Losing its strategic place, it was abandoned resulting in its fall into ruins. In the 19th century, it was "reinvented" by ...... view details
The Castle of Haut-Koenigsbourg was built in a strategic location, on a rocky promontory, high above the Upper Rhine valley at an altitude of more than 700 meters. This site was ideal for observing the main routes in the region and provided a great defensive position for the fortress.
The first castle, called Castrum Estuphin dates back to aprox. 1147. The fortress changed its name to Koenigsburg (which in German means "royal castle") about 10 years later.
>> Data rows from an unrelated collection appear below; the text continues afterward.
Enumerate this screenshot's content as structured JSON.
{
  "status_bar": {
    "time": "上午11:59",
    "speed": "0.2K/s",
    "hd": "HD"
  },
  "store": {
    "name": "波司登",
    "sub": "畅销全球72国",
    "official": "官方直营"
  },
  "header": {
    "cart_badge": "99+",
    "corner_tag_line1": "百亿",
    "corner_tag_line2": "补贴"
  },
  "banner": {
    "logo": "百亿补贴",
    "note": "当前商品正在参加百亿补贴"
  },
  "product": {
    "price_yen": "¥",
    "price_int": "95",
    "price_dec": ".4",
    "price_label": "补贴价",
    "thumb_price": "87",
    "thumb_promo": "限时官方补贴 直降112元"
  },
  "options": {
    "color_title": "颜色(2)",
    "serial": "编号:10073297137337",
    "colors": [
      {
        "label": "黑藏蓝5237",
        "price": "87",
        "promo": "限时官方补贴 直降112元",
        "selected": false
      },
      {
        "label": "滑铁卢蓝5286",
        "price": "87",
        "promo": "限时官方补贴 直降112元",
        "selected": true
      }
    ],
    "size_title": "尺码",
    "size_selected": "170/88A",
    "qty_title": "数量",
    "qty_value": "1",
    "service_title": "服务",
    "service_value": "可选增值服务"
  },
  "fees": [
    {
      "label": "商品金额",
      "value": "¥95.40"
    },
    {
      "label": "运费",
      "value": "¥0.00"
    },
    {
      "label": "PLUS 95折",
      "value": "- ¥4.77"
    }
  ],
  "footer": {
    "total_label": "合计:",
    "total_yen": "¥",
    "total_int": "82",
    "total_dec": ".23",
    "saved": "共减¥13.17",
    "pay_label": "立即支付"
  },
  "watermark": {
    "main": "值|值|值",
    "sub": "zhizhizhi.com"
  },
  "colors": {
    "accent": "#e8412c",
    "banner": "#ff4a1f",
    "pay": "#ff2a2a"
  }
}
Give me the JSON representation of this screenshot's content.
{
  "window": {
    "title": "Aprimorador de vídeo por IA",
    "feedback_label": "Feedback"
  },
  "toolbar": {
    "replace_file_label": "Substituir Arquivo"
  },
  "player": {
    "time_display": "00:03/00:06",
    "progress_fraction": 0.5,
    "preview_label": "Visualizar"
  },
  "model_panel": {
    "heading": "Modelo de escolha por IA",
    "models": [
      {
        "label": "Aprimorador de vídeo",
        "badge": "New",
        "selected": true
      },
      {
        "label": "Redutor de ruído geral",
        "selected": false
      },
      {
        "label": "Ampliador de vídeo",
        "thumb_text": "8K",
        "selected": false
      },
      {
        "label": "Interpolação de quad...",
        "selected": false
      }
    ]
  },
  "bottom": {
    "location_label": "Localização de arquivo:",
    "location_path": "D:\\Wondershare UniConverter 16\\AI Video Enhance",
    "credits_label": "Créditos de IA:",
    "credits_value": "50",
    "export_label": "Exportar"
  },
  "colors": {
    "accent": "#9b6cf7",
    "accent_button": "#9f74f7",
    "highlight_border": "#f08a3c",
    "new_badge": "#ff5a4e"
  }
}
Successive powers used the castle from the Middle Ages until the Thirty Years' War.
After the castle was destroyed in 1462 in a siege let by a coalition of forces of the cities of Colmar, Strasbourg, and Basel, the Habsburg emperor Frederick III handed the ...... view details
Beaumaris Castle was built as part of Edward I's campaign to conquer the north of Wales after 1282.
Historian Arnold Taylor described Beaumaris Castle as Britain's "most perfect example of symmetrical concentric planning". The fortification is built of local stone, with a moated outer ward guarded by twelve towers and two gatehouses, overlooked by an inner ward with two large, D-shaped gatehouses and six massive towers.... view details
The first historical information about the area date back to the reign of the first King of Portugal Afonso I (1112-1185), when the landlord of region donated the lands to the Bishop of Coimbra on 6 May 1168.
After the establishment of the Alcanices Treaty in 1297 with the consequent expansion of the frontiers to the west, the Belmonte Castle lost strategic importance, while the town was developing extramural.
In the midst of the war of Restoration for Portuguese's independence, the castle received some modernization efforts but it was damaged by fire in 1694. The building next to the castle was employed as a prison in the 18th century.... view details
The Chateau de Fougeres is an imposing fort, built on a naturally protected site, a rock emerging from a swamp surrounded by a loop of the Nancon river acting as a natural moat.
It had three different enclosures: the first for defensive purposes; the second for day to day usages in peacetime and for safety of the surrounding populations in times of siege; and the last for the protection of the keep. In all it has an impressive 13 towers.... view details
This "top" is based on user ratings and it can change based on users votes; be sure to rate your favourite castles and check back soon.